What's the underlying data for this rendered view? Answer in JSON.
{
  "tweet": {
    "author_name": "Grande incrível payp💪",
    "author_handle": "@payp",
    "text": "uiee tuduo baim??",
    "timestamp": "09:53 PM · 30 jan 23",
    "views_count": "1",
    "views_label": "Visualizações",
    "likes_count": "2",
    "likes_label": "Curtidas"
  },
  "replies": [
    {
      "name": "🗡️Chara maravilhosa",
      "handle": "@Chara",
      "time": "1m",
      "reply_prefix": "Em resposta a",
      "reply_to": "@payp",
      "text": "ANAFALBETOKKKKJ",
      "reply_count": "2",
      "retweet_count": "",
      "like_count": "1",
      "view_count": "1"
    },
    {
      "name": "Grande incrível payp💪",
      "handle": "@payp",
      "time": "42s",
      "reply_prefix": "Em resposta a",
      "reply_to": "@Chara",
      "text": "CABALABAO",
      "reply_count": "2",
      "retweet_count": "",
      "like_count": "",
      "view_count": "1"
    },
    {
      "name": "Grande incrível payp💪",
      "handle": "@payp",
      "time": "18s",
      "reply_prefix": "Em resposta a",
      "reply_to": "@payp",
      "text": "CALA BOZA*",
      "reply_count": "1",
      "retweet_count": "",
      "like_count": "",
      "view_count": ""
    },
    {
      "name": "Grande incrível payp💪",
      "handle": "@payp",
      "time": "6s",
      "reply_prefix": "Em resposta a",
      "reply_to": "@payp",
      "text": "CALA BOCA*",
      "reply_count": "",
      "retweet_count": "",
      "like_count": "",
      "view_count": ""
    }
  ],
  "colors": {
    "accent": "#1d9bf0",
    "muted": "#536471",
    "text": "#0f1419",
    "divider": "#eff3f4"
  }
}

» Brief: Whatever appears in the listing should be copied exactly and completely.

» Result:
What's the underlying data for this rendered view? Answer in JSON.
{
  "tweet": {
    "author_name": "Grande incrível payp💪",
    "author_handle": "@payp",
    "text": "uiee tuduo baim??",
    "timestamp": "09:53 PM · 30 jan 23",
    "views_count": "1",
    "views_label": "Visualizações",
    "likes_count": "2",
    "likes_label": "Curtidas"
  },
  "replies": [
    {
      "name": "🗡️Chara maravilhosa",
      "handle": "@Chara",
      "time": "1m",
      "reply_prefix": "Em resposta a",
      "reply_to": "@payp",
      "text": "ANAFALBETOKKKKJ",
      "reply_count": "2",
      "retweet_count": "",
      "like_count": "1",
      "view_count": "1"
    },
    {
      "name": "Grande incrível payp💪",
      "handle": "@payp",
      "time": "42s",
      "reply_prefix": "Em resposta a",
      "reply_to": "@Chara",
      "text": "CABALABAO",
      "reply_count": "2",
      "retweet_count": "",
      "like_count": "",
      "view_count": "1"
    },
    {
      "name": "Grande incrível payp💪",
      "handle": "@payp",
      "time": "18s",
      "reply_prefix": "Em resposta a",
      "reply_to": "@payp",
      "text": "CALA BOZA*",
      "reply_count": "1",
      "retweet_count": "",
      "like_count": "",
      "view_count": ""
    },
    {
      "name": "Grande incrível payp💪",
      "handle": "@payp",
      "time": "6s",
      "reply_prefix": "Em resposta a",
      "reply_to": "@payp",
      "text": "CALA BOCA*",
      "reply_count": "",
      "retweet_count": "",
      "like_count": "",
      "view_count": ""
    }
  ],
  "colors": {
    "accent": "#1d9bf0",
    "muted": "#536471",
    "text": "#0f1419",
    "divider": "#eff3f4"
  }
}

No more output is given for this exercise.